Problem to solve
Apart from the images, repeat the data below exactly as written.

Supplied information
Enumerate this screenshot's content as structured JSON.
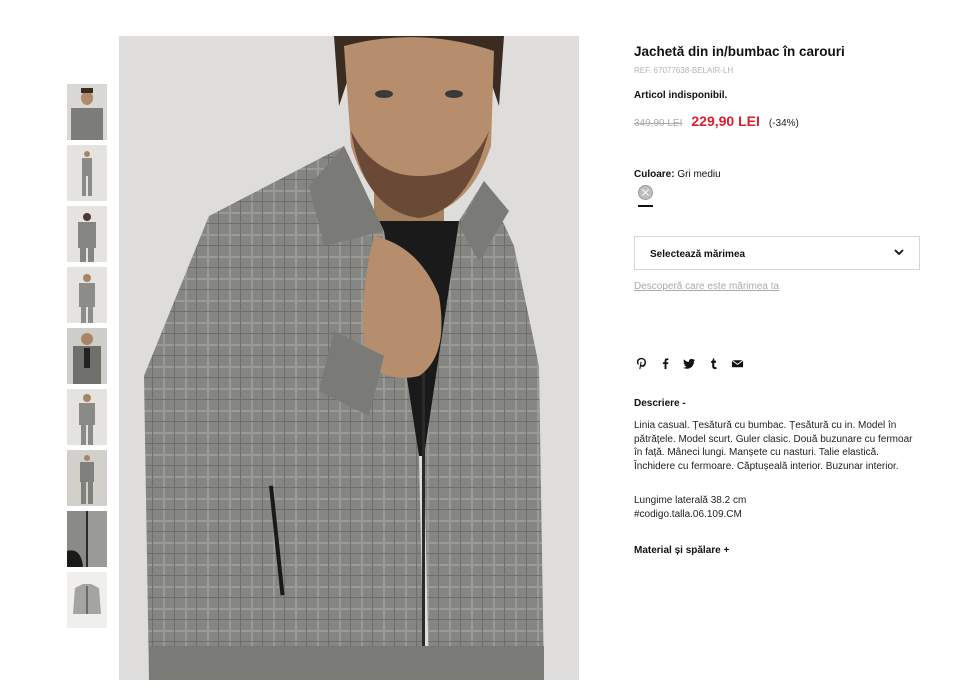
{
  "product": {
    "title": "Jachetă din in/bumbac în carouri",
    "ref": "REF. 67077638-BELAIR-LH",
    "availability": "Articol indisponibil.",
    "old_price": "349,90 LEI",
    "new_price": "229,90 LEI",
    "discount": "(-34%)",
    "color_label": "Culoare:",
    "color_value": "Gri mediu",
    "size_select_label": "Selectează mărimea",
    "size_guide_link": "Descoperă care este mărimea ta",
    "description_title": "Descriere -",
    "description_text": "Linia casual. Țesătură cu bumbac. Țesătură cu in. Model în pătrățele. Model scurt. Guler clasic. Două buzunare cu fermoar în față. Mâneci lungi. Manșete cu nasturi. Talie elastică. Închidere cu fermoare. Căptușeală interior. Buzunar interior.",
    "description_length": "Lungime laterală 38.2 cm",
    "description_code": "#codigo.talla.06.109.CM",
    "material_title": "Material și spălare +"
  },
  "colors": {
    "accent_price": "#d6202e",
    "swatch": "#bdbdbd"
  },
  "share_icons": [
    "pinterest-icon",
    "facebook-icon",
    "twitter-icon",
    "tumblr-icon",
    "email-icon"
  ],
  "thumbnails_count": 9
}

Response
Enumerate this screenshot's content as structured JSON.
{
  "product": {
    "title": "Jachetă din in/bumbac în carouri",
    "ref": "REF. 67077638-BELAIR-LH",
    "availability": "Articol indisponibil.",
    "old_price": "349,90 LEI",
    "new_price": "229,90 LEI",
    "discount": "(-34%)",
    "color_label": "Culoare:",
    "color_value": "Gri mediu",
    "size_select_label": "Selectează mărimea",
    "size_guide_link": "Descoperă care este mărimea ta",
    "description_title": "Descriere -",
    "description_text": "Linia casual. Țesătură cu bumbac. Țesătură cu in. Model în pătrățele. Model scurt. Guler clasic. Două buzunare cu fermoar în față. Mâneci lungi. Manșete cu nasturi. Talie elastică. Închidere cu fermoare. Căptușeală interior. Buzunar interior.",
    "description_length": "Lungime laterală 38.2 cm",
    "description_code": "#codigo.talla.06.109.CM",
    "material_title": "Material și spălare +"
  },
  "colors": {
    "accent_price": "#d6202e",
    "swatch": "#bdbdbd"
  },
  "share_icons": [
    "pinterest-icon",
    "facebook-icon",
    "twitter-icon",
    "tumblr-icon",
    "email-icon"
  ],
  "thumbnails_count": 9
}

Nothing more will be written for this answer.